___ Provided data ___

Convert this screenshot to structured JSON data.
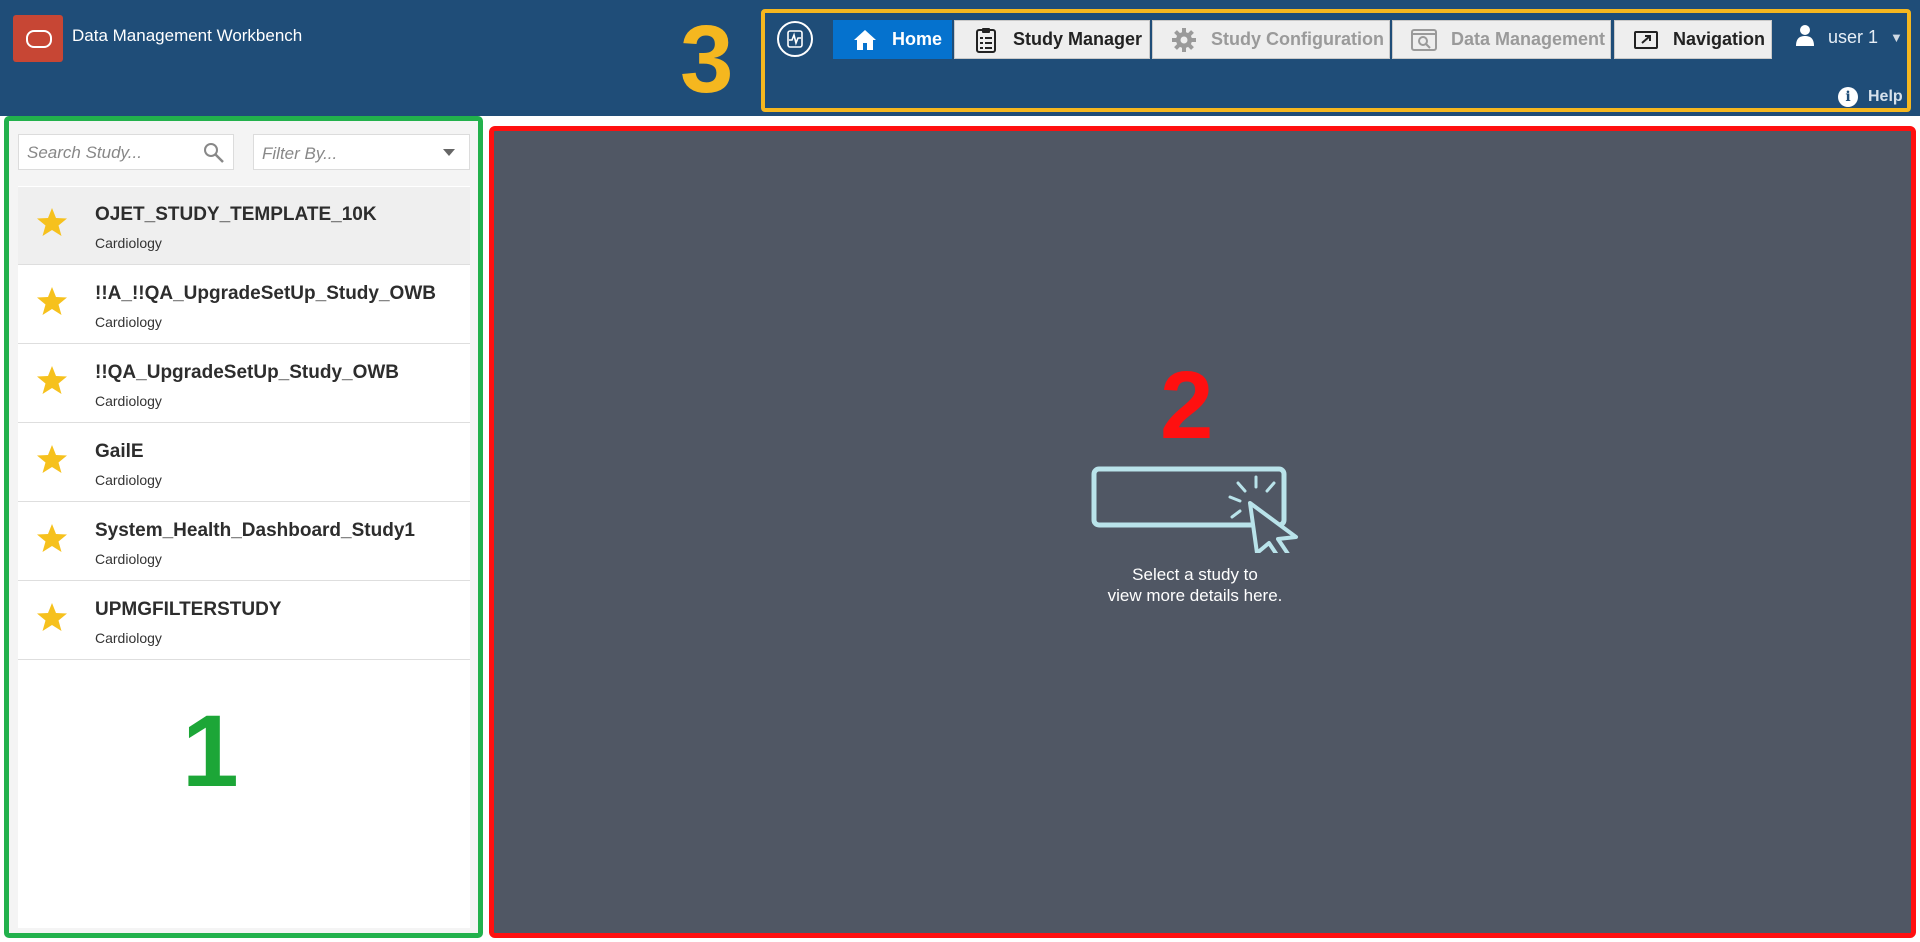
{
  "header": {
    "app_title": "Data Management Workbench",
    "nav": [
      {
        "label": "Home",
        "icon": "home-icon",
        "state": "active"
      },
      {
        "label": "Study Manager",
        "icon": "clipboard-icon",
        "state": "enabled"
      },
      {
        "label": "Study Configuration",
        "icon": "gear-icon",
        "state": "disabled"
      },
      {
        "label": "Data Management",
        "icon": "data-view-icon",
        "state": "disabled"
      },
      {
        "label": "Navigation",
        "icon": "navigation-icon",
        "state": "enabled"
      }
    ],
    "user": "user 1",
    "help": "Help",
    "brand_color": "#1f4d78",
    "active_color": "#0572ce"
  },
  "sidebar": {
    "search_placeholder": "Search Study...",
    "filter_placeholder": "Filter By...",
    "studies": [
      {
        "name": "OJET_STUDY_TEMPLATE_10K",
        "category": "Cardiology",
        "favorite": true,
        "selected": true
      },
      {
        "name": "!!A_!!QA_UpgradeSetUp_Study_OWB",
        "category": "Cardiology",
        "favorite": true
      },
      {
        "name": "!!QA_UpgradeSetUp_Study_OWB",
        "category": "Cardiology",
        "favorite": true
      },
      {
        "name": "GailE",
        "category": "Cardiology",
        "favorite": true
      },
      {
        "name": "System_Health_Dashboard_Study1",
        "category": "Cardiology",
        "favorite": true
      },
      {
        "name": "UPMGFILTERSTUDY",
        "category": "Cardiology",
        "favorite": true
      }
    ]
  },
  "main": {
    "empty_line1": "Select a study to",
    "empty_line2": "view more details here."
  },
  "annotations": {
    "marker1": "1",
    "marker2": "2",
    "marker3": "3",
    "colors": {
      "marker1": "#1ca637",
      "marker2": "#ff1010",
      "marker3": "#f5b71f"
    }
  }
}
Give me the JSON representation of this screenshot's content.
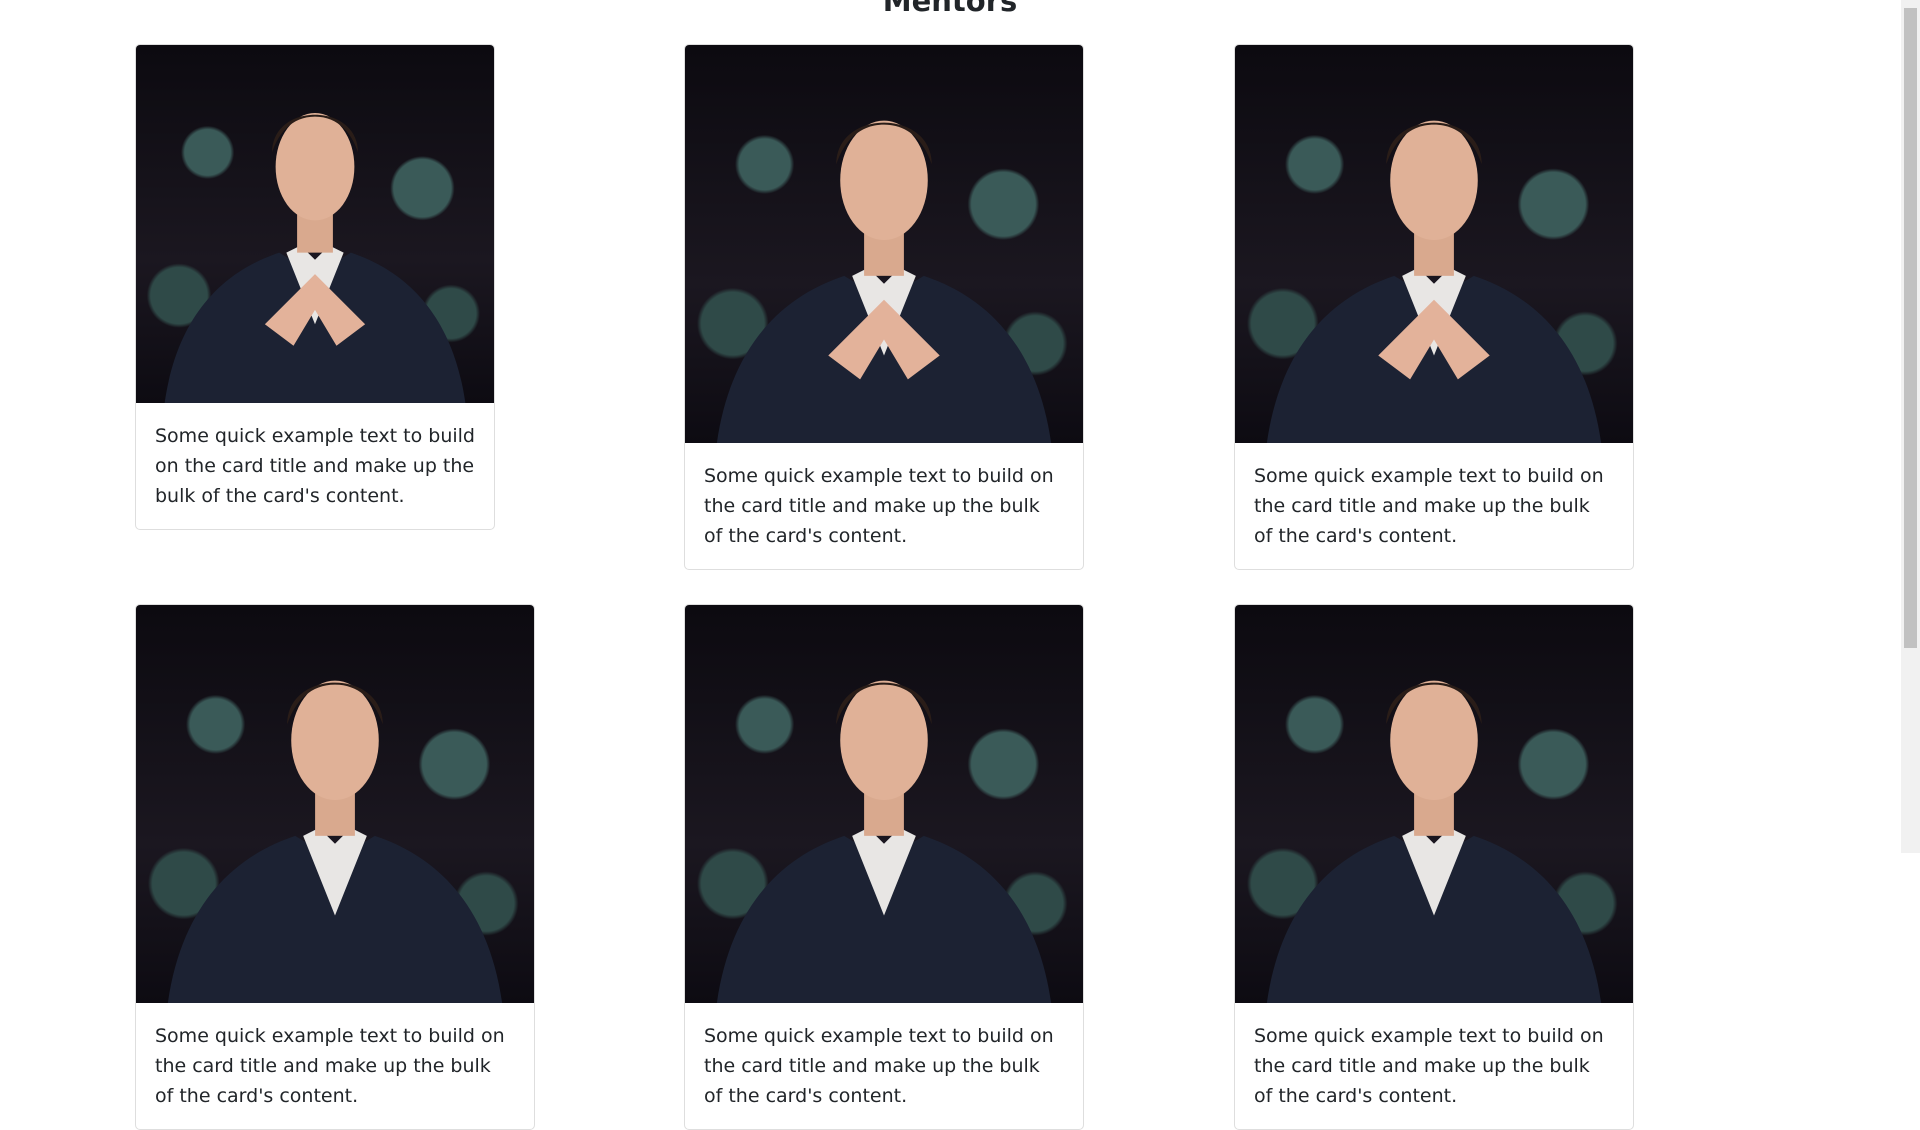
{
  "page": {
    "title": "Mentors"
  },
  "cards": [
    {
      "text": "Some quick example text to build on the card title and make up the bulk of the card's content.",
      "image_alt": "Mentor photo"
    },
    {
      "text": "Some quick example text to build on the card title and make up the bulk of the card's content.",
      "image_alt": "Mentor photo"
    },
    {
      "text": "Some quick example text to build on the card title and make up the bulk of the card's content.",
      "image_alt": "Mentor photo"
    },
    {
      "text": "Some quick example text to build on the card title and make up the bulk of the card's content.",
      "image_alt": "Mentor photo"
    },
    {
      "text": "Some quick example text to build on the card title and make up the bulk of the card's content.",
      "image_alt": "Mentor photo"
    },
    {
      "text": "Some quick example text to build on the card title and make up the bulk of the card's content.",
      "image_alt": "Mentor photo"
    }
  ],
  "colors": {
    "text": "#212529",
    "card_border": "#dee2e6",
    "photo_background": "#15121a",
    "suit": "#1c2233"
  }
}
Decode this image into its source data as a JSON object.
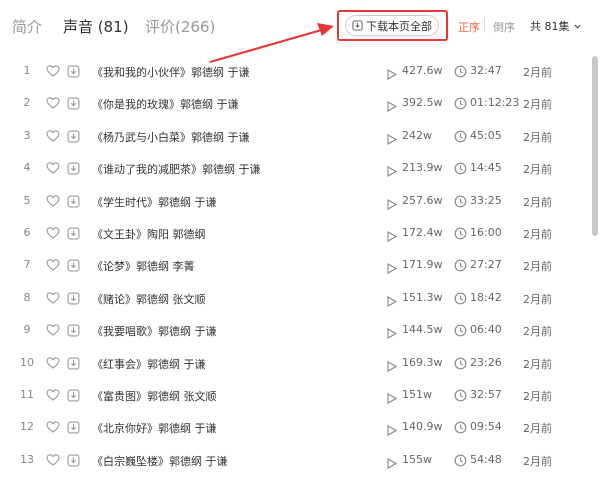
{
  "tabs": [
    {
      "label": "简介",
      "active": false
    },
    {
      "label": "声音 (81)",
      "active": true
    },
    {
      "label": "评价(266)",
      "active": false
    }
  ],
  "toolbar": {
    "download_all_label": "下载本页全部",
    "sort_asc_label": "正序",
    "sort_desc_label": "倒序",
    "total_label": "共 81集"
  },
  "colors": {
    "accent": "#f86442",
    "highlight_box": "#e53935"
  },
  "icons": {
    "row_like": "heart-icon",
    "row_download": "download-icon",
    "row_play": "play-icon",
    "row_duration": "clock-icon",
    "total_dropdown": "chevron-down-icon"
  },
  "tracks": [
    {
      "index": "1",
      "title": "《我和我的小伙伴》郭德纲 于谦",
      "plays": "427.6w",
      "duration": "32:47",
      "date": "2月前"
    },
    {
      "index": "2",
      "title": "《你是我的玫瑰》郭德纲 于谦",
      "plays": "392.5w",
      "duration": "01:12:23",
      "date": "2月前"
    },
    {
      "index": "3",
      "title": "《杨乃武与小白菜》郭德纲 于谦",
      "plays": "242w",
      "duration": "45:05",
      "date": "2月前"
    },
    {
      "index": "4",
      "title": "《谁动了我的减肥茶》郭德纲 于谦",
      "plays": "213.9w",
      "duration": "14:45",
      "date": "2月前"
    },
    {
      "index": "5",
      "title": "《学生时代》郭德纲 于谦",
      "plays": "257.6w",
      "duration": "33:25",
      "date": "2月前"
    },
    {
      "index": "6",
      "title": "《文王卦》陶阳 郭德纲",
      "plays": "172.4w",
      "duration": "16:00",
      "date": "2月前"
    },
    {
      "index": "7",
      "title": "《论梦》郭德纲 李菁",
      "plays": "171.9w",
      "duration": "27:27",
      "date": "2月前"
    },
    {
      "index": "8",
      "title": "《赌论》郭德纲 张文顺",
      "plays": "151.3w",
      "duration": "18:42",
      "date": "2月前"
    },
    {
      "index": "9",
      "title": "《我要唱歌》郭德纲 于谦",
      "plays": "144.5w",
      "duration": "06:40",
      "date": "2月前"
    },
    {
      "index": "10",
      "title": "《红事会》郭德纲 于谦",
      "plays": "169.3w",
      "duration": "23:26",
      "date": "2月前"
    },
    {
      "index": "11",
      "title": "《富贵图》郭德纲 张文顺",
      "plays": "151w",
      "duration": "32:57",
      "date": "2月前"
    },
    {
      "index": "12",
      "title": "《北京你好》郭德纲 于谦",
      "plays": "140.9w",
      "duration": "09:54",
      "date": "2月前"
    },
    {
      "index": "13",
      "title": "《白宗巍坠楼》郭德纲 于谦",
      "plays": "155w",
      "duration": "54:48",
      "date": "2月前"
    }
  ]
}
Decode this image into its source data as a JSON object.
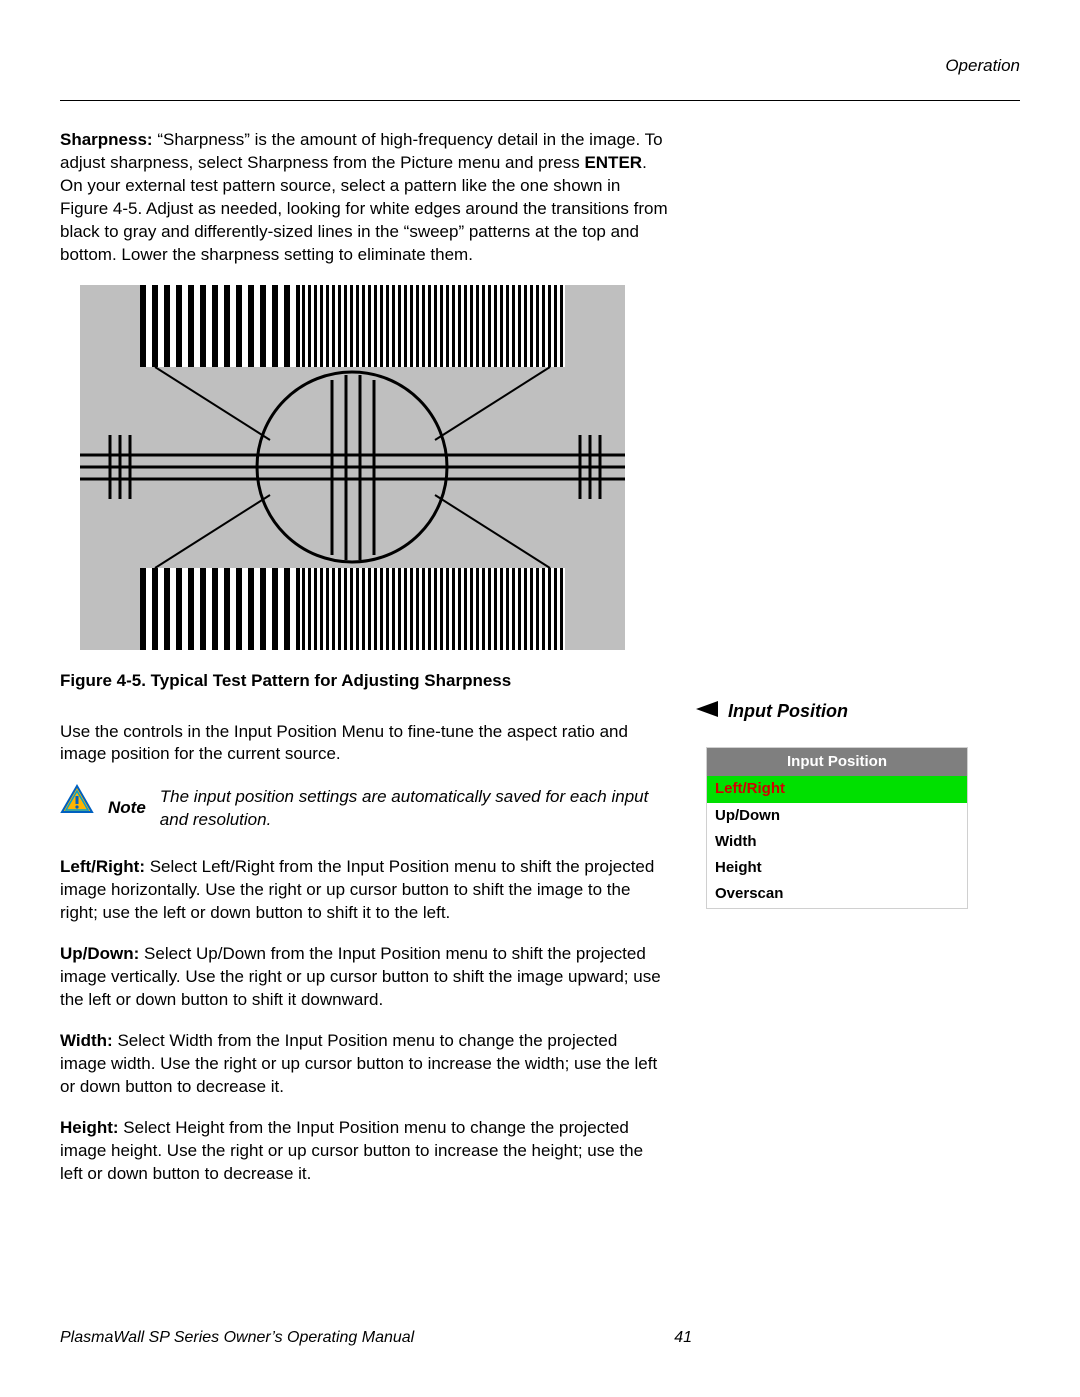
{
  "header": {
    "section": "Operation"
  },
  "sharpness": {
    "label": "Sharpness:",
    "text_before": " “Sharpness” is the amount of high-frequency detail in the image. To adjust sharpness, select Sharpness from the Picture menu and press ",
    "enter_label": "ENTER",
    "text_after": ". On your external test pattern source, select a pattern like the one shown in Figure 4-5. Adjust as needed, looking for white edges around the transitions from black to gray and differently-sized lines in the “sweep” patterns at the top and bottom. Lower the sharpness setting to eliminate them."
  },
  "figure_caption": "Figure 4-5. Typical Test Pattern for Adjusting Sharpness",
  "input_position_intro": "Use the controls in the Input Position Menu to fine-tune the aspect ratio and image position for the current source.",
  "note": {
    "label": "Note",
    "text": "The input position settings are automatically saved for each input and resolution."
  },
  "paragraphs": {
    "left_right": {
      "label": "Left/Right:",
      "text": " Select Left/Right from the Input Position menu to shift the projected image horizontally. Use the right or up cursor button to shift the image to the right; use the left or down button to shift it to the left."
    },
    "up_down": {
      "label": "Up/Down:",
      "text": " Select Up/Down from the Input Position menu to shift the projected image vertically. Use the right or up cursor button to shift the image upward; use the left or down button to shift it downward."
    },
    "width": {
      "label": "Width:",
      "text": " Select Width from the Input Position menu to change the projected image width. Use the right or up cursor button to increase the width; use the left or down button to decrease it."
    },
    "height": {
      "label": "Height:",
      "text": " Select Height from the Input Position menu to change the projected image height. Use the right or up cursor button to increase the height; use the left or down button to decrease it."
    }
  },
  "side": {
    "heading": "Input Position"
  },
  "menu": {
    "title": "Input Position",
    "selected": "Left/Right",
    "rows": [
      "Up/Down",
      "Width",
      "Height",
      "Overscan"
    ]
  },
  "footer": {
    "manual": "PlasmaWall SP Series Owner’s Operating Manual",
    "page_number": "41"
  }
}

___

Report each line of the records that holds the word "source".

Decode this image into its source data as a JSON object.
Decode this image into its source data as a JSON object.
    "text_after": ". On your external test pattern source, select a pattern like the one shown in Figure 4-5. Adjust as needed, looking for white edges around the transitions from black to gray and differently-sized lines in the “sweep” patterns at the top and bottom. Lower the sharpness setting to eliminate them."
  "input_position_intro": "Use the controls in the Input Position Menu to fine-tune the aspect ratio and image position for the current source.",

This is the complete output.